## Problem details
Keep every line in which "views" occurs and drop the rest of the data.

Stored items from a collection:
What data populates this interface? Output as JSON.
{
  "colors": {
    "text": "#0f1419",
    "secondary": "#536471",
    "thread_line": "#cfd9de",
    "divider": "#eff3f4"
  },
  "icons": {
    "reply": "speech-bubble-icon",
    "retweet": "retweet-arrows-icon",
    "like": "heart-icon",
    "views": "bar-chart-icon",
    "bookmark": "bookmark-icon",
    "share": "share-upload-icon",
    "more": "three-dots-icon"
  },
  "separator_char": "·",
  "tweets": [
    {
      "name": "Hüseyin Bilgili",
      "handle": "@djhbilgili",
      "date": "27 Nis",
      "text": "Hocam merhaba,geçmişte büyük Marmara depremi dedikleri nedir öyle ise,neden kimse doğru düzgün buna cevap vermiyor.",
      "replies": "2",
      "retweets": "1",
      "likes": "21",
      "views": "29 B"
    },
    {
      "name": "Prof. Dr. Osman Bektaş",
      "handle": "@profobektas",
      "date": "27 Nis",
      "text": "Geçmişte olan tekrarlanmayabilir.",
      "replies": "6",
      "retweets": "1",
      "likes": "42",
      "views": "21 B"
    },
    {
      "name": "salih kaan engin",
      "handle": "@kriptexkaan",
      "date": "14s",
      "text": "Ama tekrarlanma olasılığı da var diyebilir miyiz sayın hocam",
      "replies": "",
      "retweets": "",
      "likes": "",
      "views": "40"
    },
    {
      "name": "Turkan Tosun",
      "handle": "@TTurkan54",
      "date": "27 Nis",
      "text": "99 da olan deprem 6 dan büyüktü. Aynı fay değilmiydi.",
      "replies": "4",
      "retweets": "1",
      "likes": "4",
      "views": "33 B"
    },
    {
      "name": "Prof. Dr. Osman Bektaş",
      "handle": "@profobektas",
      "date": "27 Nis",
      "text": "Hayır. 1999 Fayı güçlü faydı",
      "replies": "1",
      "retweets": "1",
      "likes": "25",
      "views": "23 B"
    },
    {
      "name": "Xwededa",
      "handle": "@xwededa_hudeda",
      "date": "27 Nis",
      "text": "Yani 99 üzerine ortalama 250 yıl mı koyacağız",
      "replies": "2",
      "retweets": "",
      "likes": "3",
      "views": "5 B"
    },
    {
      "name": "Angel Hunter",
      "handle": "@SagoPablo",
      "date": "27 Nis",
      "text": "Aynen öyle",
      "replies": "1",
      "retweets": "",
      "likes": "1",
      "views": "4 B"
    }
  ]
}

## Response
    "views": "bar-chart-icon",
      "views": "29 B"
      "views": "21 B"
      "views": "40"
      "views": "33 B"
      "views": "23 B"
      "views": "5 B"
      "views": "4 B"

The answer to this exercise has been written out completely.